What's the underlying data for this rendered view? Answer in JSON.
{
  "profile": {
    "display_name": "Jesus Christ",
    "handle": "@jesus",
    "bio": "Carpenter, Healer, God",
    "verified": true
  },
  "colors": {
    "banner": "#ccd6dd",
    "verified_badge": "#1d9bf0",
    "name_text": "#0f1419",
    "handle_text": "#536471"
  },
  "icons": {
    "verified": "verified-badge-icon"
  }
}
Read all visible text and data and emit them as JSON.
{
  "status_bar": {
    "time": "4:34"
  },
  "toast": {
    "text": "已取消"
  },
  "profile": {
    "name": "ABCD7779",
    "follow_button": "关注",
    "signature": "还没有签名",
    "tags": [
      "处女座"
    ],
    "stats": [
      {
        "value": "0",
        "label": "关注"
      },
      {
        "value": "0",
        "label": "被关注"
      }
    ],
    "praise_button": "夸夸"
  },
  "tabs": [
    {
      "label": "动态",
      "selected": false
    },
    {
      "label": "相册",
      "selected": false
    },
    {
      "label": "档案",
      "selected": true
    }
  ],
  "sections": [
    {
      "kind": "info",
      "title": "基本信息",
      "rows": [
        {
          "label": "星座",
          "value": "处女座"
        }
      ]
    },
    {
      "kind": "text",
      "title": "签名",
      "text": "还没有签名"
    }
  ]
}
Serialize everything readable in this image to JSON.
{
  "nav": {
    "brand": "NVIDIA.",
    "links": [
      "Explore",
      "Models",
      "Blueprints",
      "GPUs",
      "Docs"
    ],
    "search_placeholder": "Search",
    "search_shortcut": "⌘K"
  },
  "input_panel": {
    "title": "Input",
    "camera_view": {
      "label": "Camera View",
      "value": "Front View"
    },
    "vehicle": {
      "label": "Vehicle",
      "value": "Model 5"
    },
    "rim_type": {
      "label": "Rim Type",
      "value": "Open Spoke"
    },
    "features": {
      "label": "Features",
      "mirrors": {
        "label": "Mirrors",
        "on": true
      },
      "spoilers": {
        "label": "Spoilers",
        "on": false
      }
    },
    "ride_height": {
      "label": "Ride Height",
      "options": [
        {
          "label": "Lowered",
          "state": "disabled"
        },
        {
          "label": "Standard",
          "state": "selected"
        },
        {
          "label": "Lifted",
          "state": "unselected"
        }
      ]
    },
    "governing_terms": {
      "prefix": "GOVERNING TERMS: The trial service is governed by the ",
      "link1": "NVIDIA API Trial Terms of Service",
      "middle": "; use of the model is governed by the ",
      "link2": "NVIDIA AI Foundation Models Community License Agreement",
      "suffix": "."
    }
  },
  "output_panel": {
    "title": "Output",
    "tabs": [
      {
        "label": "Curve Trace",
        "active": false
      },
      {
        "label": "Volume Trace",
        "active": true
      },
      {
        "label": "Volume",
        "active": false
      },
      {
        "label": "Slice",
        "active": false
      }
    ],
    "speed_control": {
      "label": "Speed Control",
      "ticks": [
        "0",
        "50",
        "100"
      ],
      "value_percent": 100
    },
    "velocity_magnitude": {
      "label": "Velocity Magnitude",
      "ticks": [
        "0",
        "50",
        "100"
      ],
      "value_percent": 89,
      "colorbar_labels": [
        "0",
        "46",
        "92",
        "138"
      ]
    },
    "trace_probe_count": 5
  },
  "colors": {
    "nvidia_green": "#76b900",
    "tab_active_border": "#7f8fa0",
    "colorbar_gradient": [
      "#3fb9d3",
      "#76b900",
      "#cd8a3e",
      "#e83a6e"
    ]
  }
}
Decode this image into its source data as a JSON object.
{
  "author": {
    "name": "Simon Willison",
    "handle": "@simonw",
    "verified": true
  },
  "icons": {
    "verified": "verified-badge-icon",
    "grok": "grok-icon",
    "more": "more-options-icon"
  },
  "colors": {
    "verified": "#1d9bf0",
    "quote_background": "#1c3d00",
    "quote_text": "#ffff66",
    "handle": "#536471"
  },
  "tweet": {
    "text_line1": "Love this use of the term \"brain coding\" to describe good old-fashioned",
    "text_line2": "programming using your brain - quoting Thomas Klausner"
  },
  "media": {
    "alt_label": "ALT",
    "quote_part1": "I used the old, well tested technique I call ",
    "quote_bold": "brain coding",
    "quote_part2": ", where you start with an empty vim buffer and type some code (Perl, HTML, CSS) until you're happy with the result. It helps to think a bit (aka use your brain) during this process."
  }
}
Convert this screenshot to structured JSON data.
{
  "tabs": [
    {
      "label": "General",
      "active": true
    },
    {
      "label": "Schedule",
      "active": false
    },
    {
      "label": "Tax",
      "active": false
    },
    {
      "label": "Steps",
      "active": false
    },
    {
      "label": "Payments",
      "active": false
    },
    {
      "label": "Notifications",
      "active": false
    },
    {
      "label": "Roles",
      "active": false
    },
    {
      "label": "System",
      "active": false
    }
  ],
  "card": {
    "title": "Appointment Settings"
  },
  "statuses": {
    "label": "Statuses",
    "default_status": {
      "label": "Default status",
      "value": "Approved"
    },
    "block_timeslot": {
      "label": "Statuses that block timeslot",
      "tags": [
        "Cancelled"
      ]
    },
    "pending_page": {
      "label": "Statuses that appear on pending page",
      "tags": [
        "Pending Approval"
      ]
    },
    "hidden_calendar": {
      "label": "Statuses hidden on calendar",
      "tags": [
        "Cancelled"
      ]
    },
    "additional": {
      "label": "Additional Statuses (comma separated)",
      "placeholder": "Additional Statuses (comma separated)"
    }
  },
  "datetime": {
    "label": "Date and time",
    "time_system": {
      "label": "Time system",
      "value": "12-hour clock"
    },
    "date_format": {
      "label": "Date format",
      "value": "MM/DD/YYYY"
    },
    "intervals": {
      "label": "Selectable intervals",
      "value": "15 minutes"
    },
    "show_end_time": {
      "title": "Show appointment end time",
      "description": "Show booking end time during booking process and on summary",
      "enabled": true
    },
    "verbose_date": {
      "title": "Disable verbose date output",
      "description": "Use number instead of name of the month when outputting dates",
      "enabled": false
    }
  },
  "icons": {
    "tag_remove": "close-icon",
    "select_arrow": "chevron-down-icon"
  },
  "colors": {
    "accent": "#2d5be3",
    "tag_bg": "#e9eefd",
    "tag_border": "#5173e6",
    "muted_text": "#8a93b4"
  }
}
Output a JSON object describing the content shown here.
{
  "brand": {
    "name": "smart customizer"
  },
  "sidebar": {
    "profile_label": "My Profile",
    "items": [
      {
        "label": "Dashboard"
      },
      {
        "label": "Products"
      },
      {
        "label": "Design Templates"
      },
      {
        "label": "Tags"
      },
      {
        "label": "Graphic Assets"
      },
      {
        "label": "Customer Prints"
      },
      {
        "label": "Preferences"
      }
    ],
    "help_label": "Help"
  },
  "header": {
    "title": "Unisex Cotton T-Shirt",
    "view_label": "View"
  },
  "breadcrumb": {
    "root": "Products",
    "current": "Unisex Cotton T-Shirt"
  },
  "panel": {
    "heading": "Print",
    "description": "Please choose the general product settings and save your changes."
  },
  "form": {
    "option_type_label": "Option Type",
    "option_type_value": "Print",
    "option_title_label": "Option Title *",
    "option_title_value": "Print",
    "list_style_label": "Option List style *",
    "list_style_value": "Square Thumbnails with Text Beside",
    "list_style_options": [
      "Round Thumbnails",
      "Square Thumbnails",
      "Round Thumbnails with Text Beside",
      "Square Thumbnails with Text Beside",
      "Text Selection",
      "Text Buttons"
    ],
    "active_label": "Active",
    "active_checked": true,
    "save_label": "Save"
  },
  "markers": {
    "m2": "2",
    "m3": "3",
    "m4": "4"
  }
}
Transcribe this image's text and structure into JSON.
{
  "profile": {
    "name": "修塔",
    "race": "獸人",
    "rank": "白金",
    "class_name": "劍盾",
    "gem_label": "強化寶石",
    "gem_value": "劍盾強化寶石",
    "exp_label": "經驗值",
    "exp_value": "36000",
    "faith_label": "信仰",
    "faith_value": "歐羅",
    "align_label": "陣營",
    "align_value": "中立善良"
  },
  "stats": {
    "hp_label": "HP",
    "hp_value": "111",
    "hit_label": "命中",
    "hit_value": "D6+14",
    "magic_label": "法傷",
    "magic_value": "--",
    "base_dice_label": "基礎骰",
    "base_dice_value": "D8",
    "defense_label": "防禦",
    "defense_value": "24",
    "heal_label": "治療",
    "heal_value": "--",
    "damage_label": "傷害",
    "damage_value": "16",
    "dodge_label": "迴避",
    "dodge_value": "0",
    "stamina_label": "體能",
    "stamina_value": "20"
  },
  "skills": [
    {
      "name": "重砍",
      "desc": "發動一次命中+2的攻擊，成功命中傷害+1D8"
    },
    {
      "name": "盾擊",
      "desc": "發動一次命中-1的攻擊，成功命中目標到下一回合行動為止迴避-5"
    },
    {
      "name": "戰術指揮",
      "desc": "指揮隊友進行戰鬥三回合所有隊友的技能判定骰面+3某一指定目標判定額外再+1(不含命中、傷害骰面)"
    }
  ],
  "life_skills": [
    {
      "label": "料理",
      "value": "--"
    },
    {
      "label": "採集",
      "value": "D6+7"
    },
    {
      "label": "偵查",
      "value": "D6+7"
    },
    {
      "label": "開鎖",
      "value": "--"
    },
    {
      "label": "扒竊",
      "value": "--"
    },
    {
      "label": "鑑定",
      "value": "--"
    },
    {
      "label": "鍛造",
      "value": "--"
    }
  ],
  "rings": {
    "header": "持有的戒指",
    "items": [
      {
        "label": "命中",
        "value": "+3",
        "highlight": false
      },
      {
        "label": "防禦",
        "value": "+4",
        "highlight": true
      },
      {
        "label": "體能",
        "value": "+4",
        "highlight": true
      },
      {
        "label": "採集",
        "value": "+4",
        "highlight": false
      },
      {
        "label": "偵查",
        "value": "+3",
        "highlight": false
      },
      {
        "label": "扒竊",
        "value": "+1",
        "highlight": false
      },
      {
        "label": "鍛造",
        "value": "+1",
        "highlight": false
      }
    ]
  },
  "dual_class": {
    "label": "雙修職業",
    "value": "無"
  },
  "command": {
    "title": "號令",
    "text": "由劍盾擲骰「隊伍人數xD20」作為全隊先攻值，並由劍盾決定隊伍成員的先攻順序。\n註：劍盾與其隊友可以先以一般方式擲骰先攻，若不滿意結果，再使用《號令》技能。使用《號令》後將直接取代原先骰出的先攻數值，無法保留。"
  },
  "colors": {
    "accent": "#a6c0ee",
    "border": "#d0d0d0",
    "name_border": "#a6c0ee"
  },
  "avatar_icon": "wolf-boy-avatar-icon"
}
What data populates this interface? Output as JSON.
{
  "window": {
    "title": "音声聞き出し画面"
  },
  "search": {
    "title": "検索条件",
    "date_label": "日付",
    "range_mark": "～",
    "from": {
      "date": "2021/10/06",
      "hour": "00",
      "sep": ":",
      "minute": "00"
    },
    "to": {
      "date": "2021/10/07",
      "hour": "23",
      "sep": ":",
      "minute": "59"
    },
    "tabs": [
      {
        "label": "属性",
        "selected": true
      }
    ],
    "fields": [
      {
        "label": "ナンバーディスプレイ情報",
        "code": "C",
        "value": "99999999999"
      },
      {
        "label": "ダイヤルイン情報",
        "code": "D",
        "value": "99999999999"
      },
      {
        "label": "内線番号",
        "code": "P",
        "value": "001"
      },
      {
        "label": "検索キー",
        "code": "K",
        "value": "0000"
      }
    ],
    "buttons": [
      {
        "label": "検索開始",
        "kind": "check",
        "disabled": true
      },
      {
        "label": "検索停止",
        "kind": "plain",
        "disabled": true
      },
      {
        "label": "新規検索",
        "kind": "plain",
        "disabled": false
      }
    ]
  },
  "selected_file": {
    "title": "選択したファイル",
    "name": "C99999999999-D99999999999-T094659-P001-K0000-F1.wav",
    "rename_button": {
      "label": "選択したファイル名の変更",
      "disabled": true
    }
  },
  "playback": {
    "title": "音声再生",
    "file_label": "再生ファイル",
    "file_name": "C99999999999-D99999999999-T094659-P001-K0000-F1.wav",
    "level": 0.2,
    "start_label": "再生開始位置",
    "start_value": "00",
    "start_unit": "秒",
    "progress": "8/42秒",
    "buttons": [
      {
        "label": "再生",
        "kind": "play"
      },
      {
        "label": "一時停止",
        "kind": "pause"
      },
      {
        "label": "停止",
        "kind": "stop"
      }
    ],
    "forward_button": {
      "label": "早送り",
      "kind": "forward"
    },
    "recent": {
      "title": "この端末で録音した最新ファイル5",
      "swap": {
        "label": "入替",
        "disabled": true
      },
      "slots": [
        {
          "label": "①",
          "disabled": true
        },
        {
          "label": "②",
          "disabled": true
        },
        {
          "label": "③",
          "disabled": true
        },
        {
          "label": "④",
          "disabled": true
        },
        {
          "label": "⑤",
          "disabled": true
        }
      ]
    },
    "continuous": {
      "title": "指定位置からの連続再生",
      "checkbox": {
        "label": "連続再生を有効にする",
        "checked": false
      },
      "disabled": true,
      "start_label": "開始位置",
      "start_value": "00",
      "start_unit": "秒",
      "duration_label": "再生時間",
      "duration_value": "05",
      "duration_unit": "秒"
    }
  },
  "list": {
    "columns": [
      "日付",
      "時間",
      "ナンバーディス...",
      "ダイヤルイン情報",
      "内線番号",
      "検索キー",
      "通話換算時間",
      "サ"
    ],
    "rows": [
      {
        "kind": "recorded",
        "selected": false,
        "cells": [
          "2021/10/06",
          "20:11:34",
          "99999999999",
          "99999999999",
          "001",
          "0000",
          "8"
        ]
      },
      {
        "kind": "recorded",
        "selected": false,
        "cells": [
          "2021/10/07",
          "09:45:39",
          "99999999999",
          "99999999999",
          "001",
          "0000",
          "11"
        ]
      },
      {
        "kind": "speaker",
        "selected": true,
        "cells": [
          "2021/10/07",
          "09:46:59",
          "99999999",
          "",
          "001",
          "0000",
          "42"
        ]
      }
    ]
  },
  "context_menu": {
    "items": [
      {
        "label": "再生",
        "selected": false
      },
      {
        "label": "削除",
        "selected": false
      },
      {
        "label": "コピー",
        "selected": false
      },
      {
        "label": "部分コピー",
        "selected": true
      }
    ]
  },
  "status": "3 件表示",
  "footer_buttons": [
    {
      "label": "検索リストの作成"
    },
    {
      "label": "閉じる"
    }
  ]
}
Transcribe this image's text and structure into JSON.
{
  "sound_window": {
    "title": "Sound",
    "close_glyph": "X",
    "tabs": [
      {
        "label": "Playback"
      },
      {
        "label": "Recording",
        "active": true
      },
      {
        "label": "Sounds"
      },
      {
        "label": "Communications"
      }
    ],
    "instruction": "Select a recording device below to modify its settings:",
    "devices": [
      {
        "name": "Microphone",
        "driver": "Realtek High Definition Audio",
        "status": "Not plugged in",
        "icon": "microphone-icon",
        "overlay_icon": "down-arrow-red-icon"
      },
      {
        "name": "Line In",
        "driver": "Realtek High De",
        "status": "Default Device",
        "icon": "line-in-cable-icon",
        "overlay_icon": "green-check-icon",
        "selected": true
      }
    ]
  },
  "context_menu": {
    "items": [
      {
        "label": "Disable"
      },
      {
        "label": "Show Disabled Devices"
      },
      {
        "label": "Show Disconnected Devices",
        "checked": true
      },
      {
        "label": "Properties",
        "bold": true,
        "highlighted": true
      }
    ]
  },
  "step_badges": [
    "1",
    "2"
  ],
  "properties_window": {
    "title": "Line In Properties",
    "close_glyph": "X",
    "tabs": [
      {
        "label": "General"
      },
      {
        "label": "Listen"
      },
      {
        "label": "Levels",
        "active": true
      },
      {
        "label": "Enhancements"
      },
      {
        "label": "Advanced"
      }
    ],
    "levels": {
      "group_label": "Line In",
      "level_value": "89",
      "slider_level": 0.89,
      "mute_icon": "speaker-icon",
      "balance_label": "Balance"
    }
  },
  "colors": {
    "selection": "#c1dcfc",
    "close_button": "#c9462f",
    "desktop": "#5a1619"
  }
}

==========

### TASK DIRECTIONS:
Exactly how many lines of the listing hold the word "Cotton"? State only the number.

### EXPECTED OUTPUT:
2